Published on Academy of American Poets (https://poets.org)


Macbeth, Act IV, Scene I [Round about the cauldron go]

The three witches, casting a spell

Round about the cauldron go;   
In the poison’d entrails throw.   
Toad, that under cold stone    
Days and nights hast thirty one   
Swelter’d venom sleeping got,   
Boil thou first i’ the charmed pot.   

     Double, double toil and trouble; 
     Fire burn and cauldron bubble.   

Fillet of a fenny snake,   
In the cauldron boil and bake;   
Eye of newt, and toe of frog,   
Wool of bat, and tongue of dog,   
Adder’s fork, and blind-worm’s sting,   
Lizard’s leg, and howlet’s wing,   
For a charm of powerful trouble, 
Like a hell-broth boil and bubble.   

     Double, double toil and trouble;   
     Fire burn and cauldron bubble.  

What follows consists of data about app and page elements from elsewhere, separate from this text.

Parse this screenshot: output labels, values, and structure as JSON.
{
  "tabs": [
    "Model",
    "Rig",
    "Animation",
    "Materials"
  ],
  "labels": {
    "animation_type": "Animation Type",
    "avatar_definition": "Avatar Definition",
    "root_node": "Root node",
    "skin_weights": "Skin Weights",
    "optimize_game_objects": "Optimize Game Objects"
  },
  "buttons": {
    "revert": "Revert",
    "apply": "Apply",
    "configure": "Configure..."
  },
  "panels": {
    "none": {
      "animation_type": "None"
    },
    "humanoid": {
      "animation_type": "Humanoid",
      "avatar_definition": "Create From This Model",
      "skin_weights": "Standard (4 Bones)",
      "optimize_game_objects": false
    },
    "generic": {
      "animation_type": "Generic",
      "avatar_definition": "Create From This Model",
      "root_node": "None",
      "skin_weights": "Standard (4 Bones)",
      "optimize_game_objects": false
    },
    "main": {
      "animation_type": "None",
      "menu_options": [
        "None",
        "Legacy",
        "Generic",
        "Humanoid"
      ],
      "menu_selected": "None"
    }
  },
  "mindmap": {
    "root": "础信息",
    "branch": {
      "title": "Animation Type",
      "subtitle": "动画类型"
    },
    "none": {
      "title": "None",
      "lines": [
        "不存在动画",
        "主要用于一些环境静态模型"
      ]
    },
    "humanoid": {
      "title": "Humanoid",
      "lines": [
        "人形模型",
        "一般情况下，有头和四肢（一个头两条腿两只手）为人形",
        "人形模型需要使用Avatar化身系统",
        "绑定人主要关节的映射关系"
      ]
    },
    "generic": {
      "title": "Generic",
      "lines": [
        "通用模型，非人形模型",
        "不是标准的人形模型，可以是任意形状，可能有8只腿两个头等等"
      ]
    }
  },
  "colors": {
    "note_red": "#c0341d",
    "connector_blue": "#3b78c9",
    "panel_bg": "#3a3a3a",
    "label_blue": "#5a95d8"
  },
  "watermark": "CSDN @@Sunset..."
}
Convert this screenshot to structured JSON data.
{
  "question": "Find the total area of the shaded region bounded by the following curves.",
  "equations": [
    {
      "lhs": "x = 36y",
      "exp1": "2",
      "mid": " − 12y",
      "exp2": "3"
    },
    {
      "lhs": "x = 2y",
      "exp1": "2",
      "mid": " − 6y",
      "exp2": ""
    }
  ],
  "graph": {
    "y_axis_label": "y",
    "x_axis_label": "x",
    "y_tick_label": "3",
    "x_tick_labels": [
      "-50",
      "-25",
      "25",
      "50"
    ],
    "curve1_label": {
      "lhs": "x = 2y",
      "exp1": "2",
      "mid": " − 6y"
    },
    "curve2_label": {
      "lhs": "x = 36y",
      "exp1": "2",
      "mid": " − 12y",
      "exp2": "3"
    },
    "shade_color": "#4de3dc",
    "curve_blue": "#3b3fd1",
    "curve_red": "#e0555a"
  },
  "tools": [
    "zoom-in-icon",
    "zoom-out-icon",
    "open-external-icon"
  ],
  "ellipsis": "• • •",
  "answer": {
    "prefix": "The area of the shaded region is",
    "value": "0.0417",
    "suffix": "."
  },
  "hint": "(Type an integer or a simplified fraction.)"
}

Scale of dragon, tooth of wolf,      
Witches’ mummy, maw and gulf     
Of the ravin’d salt-sea shark,     
Root of hemlock digg’d i’ the dark,     
Liver of blaspheming Jew,      
Gall of goat, and slips of yew     
Sliver’d in the moon’s eclipse,     
Nose of Turk, and Tartar’s lips,     
Finger of birth-strangled babe      
Ditch-deliver’d by a drab,     
Make the gruel thick and slab:     
Add thereto a tiger’s chaudron,     
For the ingredients of our cauldron.

     Double, double toil and trouble;   
     Fire burn and cauldron bubble.  

Credit


This poem is in the public domain.

Author


William Shakespeare

William Shakespeare, regarded as the foremost dramatist of his time, wrote more than thirty plays and more than one hundred sonnets, all written in the form of three quatrains and a couplet that is now recognized as Shakespearean.

Date Published: 1623-01-01

Source URL: https://poets.org/poem/macbeth-act-iv-scene-i-round-about-cauldron-go